Understanding ’05 : Do Not Honor’

“05 : Do Not Honor” is one of the most common responses received from credit card issuers for declined Ecommerce payments

This refusal can represent anywhere from 10-60% of refused transactions, depending on the market. It may be the largest frustration for any retailer that regularly analyses their payment data, and although it can account for most refusals, it is also the vaguest reason, leaving retailers and their customers at a loss about how to act in response.

Unfortunately there isn’t one easy answer to what this refusal reason means. So what might the “05 : Do Not Honor” mean for retailers? From our experience analysing authorisation rates and working with issuers and schemes, here are a few possible explanations.

Insufficient funds in disguise

In over half the cases, “05 : Do Not Honor” is likely just an “Insufficient Funds” refusal in disguise. The reality is that some card issuers (or their processors) do a poor job of returning the appropriate refusal reasons back to retailers. This is due to the use of legacy systems at the issuer side, as well there being no mandates on giving correct information. So issuers simply resort to “05” as a blanket term.

By looking at the data from various banks, it is easy to see that “Do Not Honor” and “Insufficient Funds” are often used interchangeably. Records show a disproportionately high level of “Do Not Honor” and a low level of “Insufficient Fund” refusals, suggesting that one is masquerading as the other. By identifying the difference in “Do Not Honor” and “Insufficient Funds” retailers can optimise their retry strategy when receiving a “05” refusal.

Refusal due to credential mismatches
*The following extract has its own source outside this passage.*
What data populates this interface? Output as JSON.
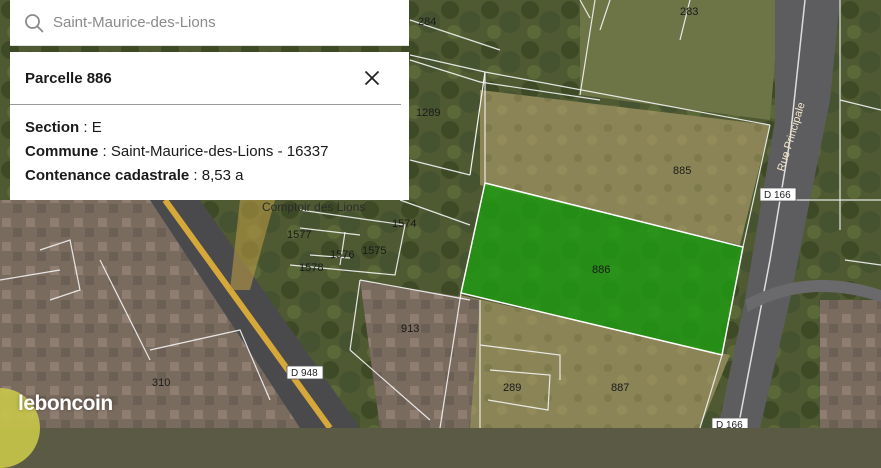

Although the words “Do Not Honor” aren’t the most revealing, sometimes other data points can serve as clues. Obvious things to look at are the CVC response, card expiry date, and, to a lesser extent, the Address Verification System (AVS) response. For lack of a better reason, issuers will frequently default to using “05 : Do Not Honor” as the catch-all bucket for other denials. Even when a more appropriate reason may be available, issuers may still stick with the “05 : Do Not Honor”.

In addition to the data points available at the transaction level, there is also a lot that can be learned from looking at aggregated data. For example, in some cases the “05 : Do Not Honor” refusal received may be particular to, a retailer’s merchant category code (MCC) or the type of transaction they’re trying to process.

Suspicion of fraud

The most appropriate use of “05 : Do Not Honor” would be for declining transactions due to suspicious activity on the card. In some cases, although the card is in good standing and has not been reported lost or stolen, an issuer might choose to err on the side of caution due to a combination of characteristics on a given transaction. For example, a high value transaction made at 3:00am from a foreign-based retailer without any extra authentication, may trigger a few too many risk checks on the issuer side. These types of refusals will again unfortunately be designated into the “05 : Do Not Honor” category. Even though issuers may be able to point to specific reasons why the transaction was refused, issuers have no way to communicate this back to the retailer and are forced to pick a response from the available responses codes defined in the ISO 8583 standard.

Some astute retailers might point out that issuers should be able to use “59 : Suspected fraud” in these cases. This is true, and some issuers may actually use this refusal reason, however it won’t reach the retailers or acquirers because VisaNet remaps all “59 : Suspected fraud” refusals to “05 : Do Not Honor”. The reason for this is again, likely to be legacy: to protect retailers in the point of sale environment by avoiding uncomfortable situations with the shopper is standing in front of them.

Collateral damage

Finally, the reality is that you’re likely not the only retailer that the shopper is buying from. Regardless of how good your business is, or how clean your traffic, a shopper’s history with other businesses will influence the issuers decision on your transaction. For lack of a better reason, the catch-all “05 : Do Not Honor” refusal that you receive can therefore in some cases be seen as “Collateral damage”. If the shopper coincidentally just made a large purchase on a high-risk website or went on a shopping spree before reaching your store, there is the possibility that the issuer may decline the transaction at that moment in time. In these cases, having the right billing and retry strategy can be crucial to minimising the number of “05 : Do Not Honors” received.

In conclusion

“05 : Do Not Honor” represents a large cost to retailers and anything done to reduce them will go a long way to improving customer satisfaction and the revenue stream of the business. To minimise these types of refusals, a multipronged approach is advised: Traffic should be kept clean to reduce the number of suspicious transactions and a smart retry strategy should be implemented using all information available.

About the Author

Chris Laumans, Product Owner at Adyen. Adyen is a global payment company that allows businesses to accept e-commerce, mobile, and point-of-sale payments. Adyen has more than 5,000 customers and is listed on the stock exchange Euronext.